Traffic was being held up by a crowd of people rushing across the road and by curious onlookers in cars, slowing down to gawk at something.

“Look, see the thief,” Kamali said.

It was a sight of old Africa, a naked man running alone down an embankment and splashing across a filthy creek, pursued by a mob.

“They have taken his clothes. He is trying to get away in the dirty water of the river.”

But he was surrounded. People lined both banks of the creek, holding sticks and boulders, laughing excitedly at the man, who was so panicked he did not even think to cover his private parts but just ran, his arms pumping, splashing in the disgusting muck.

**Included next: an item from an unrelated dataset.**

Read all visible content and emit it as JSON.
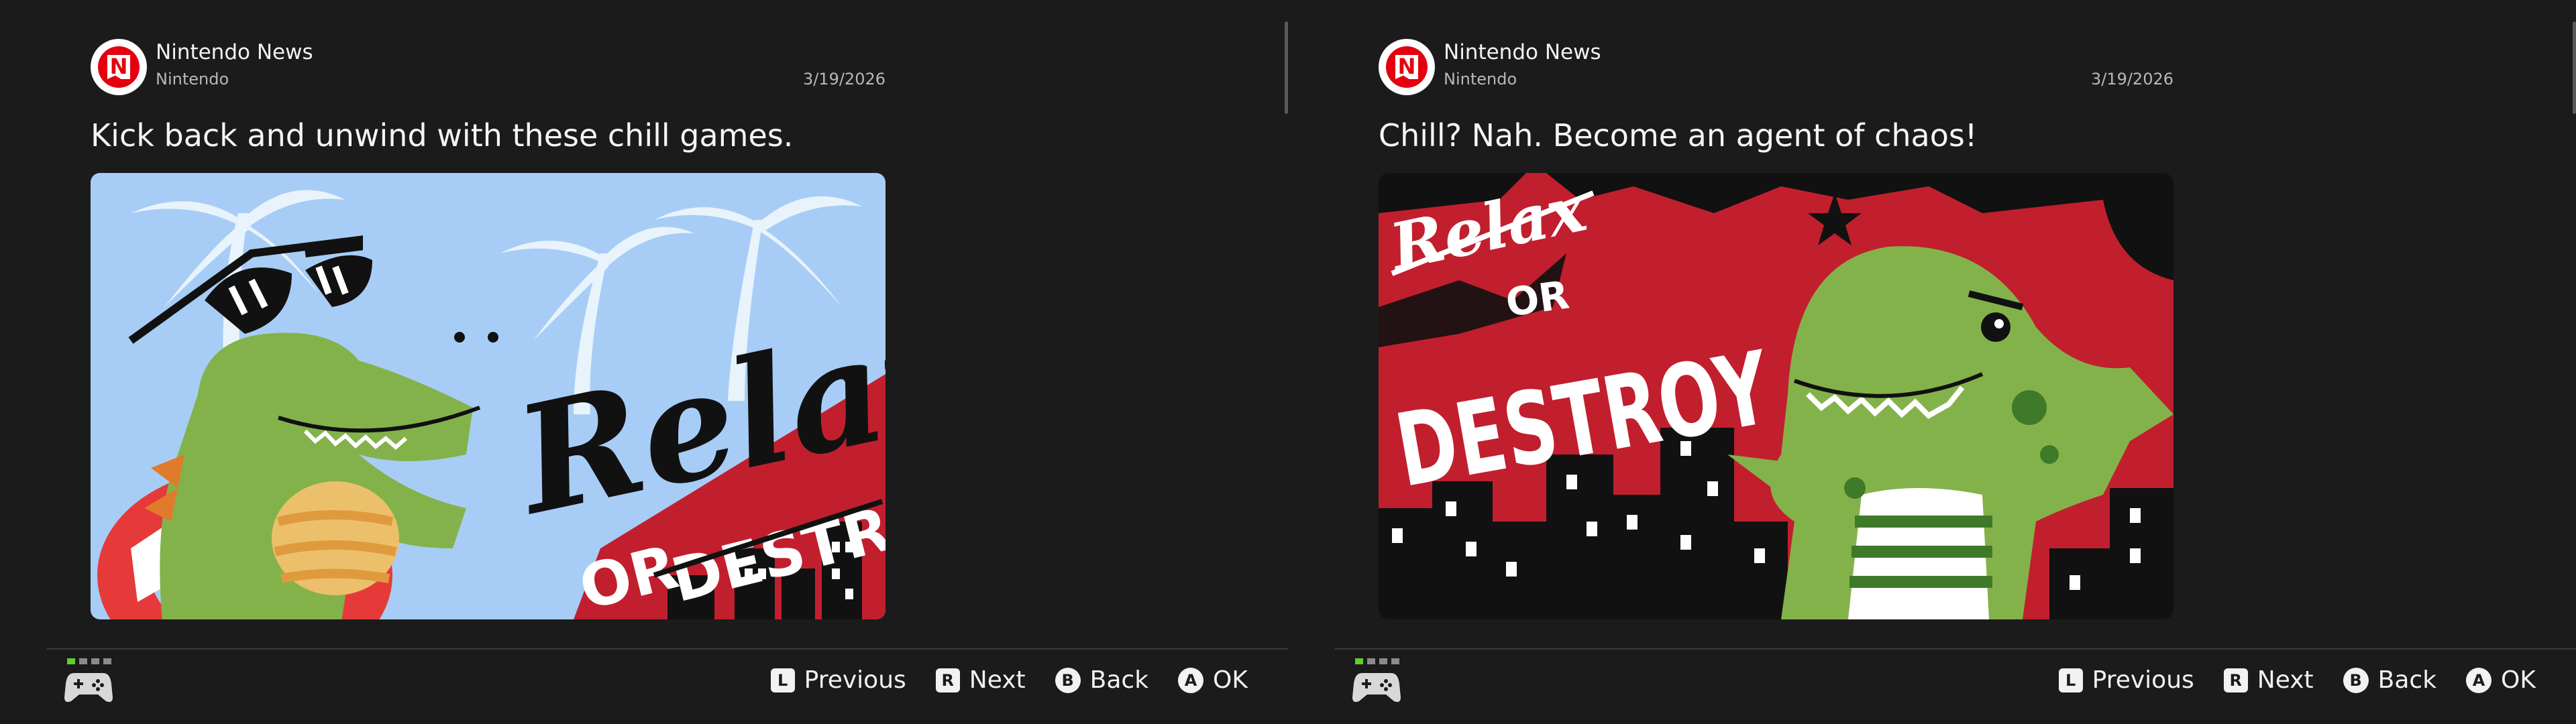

I had forgotten how cheerful, even jubilant, such murderous crowds in Africa could be, particularly these spontaneous mobs in pursuit of a weak marked man trying in vain to flee — a thief, a political outcast, a member of a despised tribe. The isolation of such prey vitalized the pursuers and made them shout with joy as they went after him, the toughest men swaggering at the front, the older men cheering them on, the women ululating, the small children screeching and jumping up and down at the sight of all this motion. The vigor, the macabre good humor of the chase, and the idea of certain death were intoxicants. Years before, I had seen similar mobs in Malawi and Uganda, always a large number of excited people persecuting one or two victims. Then, what had frightened me most was the mob’s sense of fun. Fun was still a factor in massacre. Perhaps the reason was simple: weak, idle people, suddenly granted power and the opportunity blamelessly to beat someone to death, are given a snorting animal energy and become joyous in their triumph.

The laughing crowd surged toward the naked man, swinging sticks.

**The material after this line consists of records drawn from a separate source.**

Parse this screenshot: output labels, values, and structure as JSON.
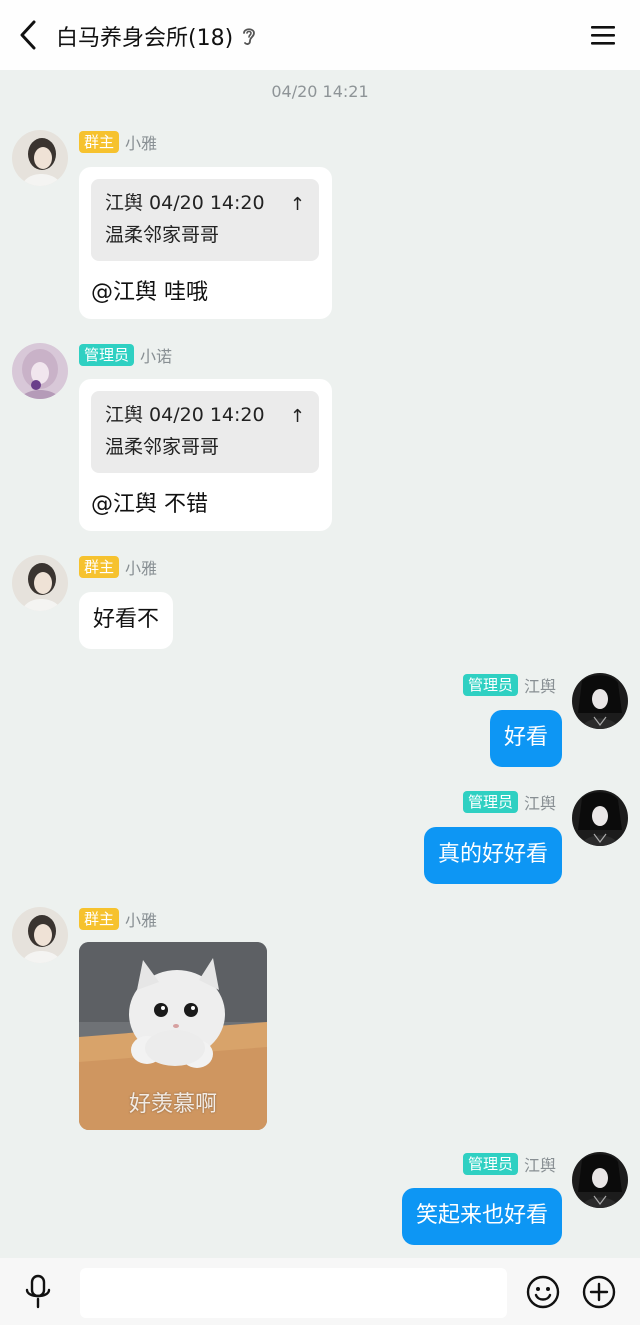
{
  "header": {
    "title": "白马养身会所(18)",
    "back_icon": "chevron-left-icon",
    "ear_icon": "ear-icon",
    "menu_icon": "menu-icon"
  },
  "messages": [
    {
      "type": "time",
      "text": "04/20 14:21"
    },
    {
      "side": "left",
      "badge": "群主",
      "badge_role": "owner",
      "nick": "小雅",
      "quote": {
        "author_time": "江舆 04/20 14:20",
        "text": "温柔邻家哥哥",
        "arrow": "↑"
      },
      "text": "@江舆 哇哦"
    },
    {
      "side": "left",
      "badge": "管理员",
      "badge_role": "admin",
      "nick": "小诺",
      "quote": {
        "author_time": "江舆 04/20 14:20",
        "text": "温柔邻家哥哥",
        "arrow": "↑"
      },
      "text": "@江舆 不错"
    },
    {
      "side": "left",
      "badge": "群主",
      "badge_role": "owner",
      "nick": "小雅",
      "text": "好看不"
    },
    {
      "side": "right",
      "badge": "管理员",
      "badge_role": "admin",
      "nick": "江舆",
      "text": "好看"
    },
    {
      "side": "right",
      "badge": "管理员",
      "badge_role": "admin",
      "nick": "江舆",
      "text": "真的好好看"
    },
    {
      "side": "left",
      "badge": "群主",
      "badge_role": "owner",
      "nick": "小雅",
      "image_caption": "好羡慕啊"
    },
    {
      "side": "right",
      "badge": "管理员",
      "badge_role": "admin",
      "nick": "江舆",
      "text": "笑起来也好看"
    }
  ],
  "input": {
    "placeholder": "",
    "value": ""
  },
  "colors": {
    "background": "#edf1ef",
    "out_bubble": "#0d96f4",
    "owner_badge": "#f6c22e",
    "admin_badge": "#2fd0c2"
  },
  "bottom_icons": [
    "microphone-icon",
    "emoji-icon",
    "plus-icon"
  ]
}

“They will kill him,” Kamali said.

Then the traffic began to move.

Paul Theroux, from Dark Star Safari